▶ _Try it_
If a line in the entries contains the word "Price", list it.

▶ _Records to use_

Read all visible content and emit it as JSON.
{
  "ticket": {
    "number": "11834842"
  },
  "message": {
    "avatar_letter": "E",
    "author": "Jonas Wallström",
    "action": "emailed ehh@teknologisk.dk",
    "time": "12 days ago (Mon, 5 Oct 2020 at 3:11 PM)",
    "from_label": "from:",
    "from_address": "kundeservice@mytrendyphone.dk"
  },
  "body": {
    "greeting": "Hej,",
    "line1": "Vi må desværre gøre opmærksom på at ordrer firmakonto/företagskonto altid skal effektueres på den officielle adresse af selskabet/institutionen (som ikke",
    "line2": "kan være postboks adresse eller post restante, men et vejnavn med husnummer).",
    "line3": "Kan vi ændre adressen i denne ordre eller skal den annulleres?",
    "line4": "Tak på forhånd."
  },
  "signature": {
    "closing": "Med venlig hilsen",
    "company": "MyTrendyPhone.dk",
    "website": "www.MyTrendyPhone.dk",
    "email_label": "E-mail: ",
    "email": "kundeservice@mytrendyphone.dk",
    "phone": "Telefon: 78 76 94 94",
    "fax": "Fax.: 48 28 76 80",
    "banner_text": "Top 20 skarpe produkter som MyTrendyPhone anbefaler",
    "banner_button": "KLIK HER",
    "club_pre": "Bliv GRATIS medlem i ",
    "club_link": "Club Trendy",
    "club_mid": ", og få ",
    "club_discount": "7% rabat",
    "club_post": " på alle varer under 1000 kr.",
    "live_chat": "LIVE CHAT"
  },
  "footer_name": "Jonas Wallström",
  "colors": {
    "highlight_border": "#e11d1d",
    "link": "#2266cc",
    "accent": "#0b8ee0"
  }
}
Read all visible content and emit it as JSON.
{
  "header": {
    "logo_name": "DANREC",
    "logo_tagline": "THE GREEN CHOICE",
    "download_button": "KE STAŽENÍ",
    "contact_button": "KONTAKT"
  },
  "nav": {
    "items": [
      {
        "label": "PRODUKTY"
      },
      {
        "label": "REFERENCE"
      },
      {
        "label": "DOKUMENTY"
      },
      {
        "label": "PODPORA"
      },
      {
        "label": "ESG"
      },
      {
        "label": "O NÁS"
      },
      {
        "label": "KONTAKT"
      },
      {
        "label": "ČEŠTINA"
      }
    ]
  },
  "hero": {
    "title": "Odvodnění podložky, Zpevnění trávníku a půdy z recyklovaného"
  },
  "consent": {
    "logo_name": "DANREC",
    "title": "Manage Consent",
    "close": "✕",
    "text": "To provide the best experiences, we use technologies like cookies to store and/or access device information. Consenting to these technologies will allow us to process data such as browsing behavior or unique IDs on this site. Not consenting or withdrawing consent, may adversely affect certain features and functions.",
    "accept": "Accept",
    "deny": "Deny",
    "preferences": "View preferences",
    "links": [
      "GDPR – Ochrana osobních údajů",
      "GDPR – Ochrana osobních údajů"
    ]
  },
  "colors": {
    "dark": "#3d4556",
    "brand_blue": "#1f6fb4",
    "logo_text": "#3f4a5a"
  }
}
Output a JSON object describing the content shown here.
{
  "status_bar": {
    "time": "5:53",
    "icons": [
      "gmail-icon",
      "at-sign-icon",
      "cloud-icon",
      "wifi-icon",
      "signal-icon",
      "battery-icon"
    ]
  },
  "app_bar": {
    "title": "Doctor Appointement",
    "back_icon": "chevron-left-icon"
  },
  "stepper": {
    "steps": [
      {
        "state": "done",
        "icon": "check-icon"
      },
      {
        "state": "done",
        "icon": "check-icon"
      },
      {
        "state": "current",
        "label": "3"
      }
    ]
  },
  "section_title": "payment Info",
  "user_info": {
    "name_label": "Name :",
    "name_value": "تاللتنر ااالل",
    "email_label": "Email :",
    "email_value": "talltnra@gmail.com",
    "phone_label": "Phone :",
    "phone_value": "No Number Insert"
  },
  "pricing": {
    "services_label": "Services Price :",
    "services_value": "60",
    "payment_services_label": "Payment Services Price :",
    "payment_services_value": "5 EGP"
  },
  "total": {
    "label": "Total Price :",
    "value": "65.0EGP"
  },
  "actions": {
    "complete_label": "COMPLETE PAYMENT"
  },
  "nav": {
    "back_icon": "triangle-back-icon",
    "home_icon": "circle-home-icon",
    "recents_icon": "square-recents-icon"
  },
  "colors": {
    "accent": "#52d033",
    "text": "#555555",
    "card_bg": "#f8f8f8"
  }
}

▶ _Result of the task_
    "services_label": "Services Price :",
    "payment_services_label": "Payment Services Price :",
    "label": "Total Price :",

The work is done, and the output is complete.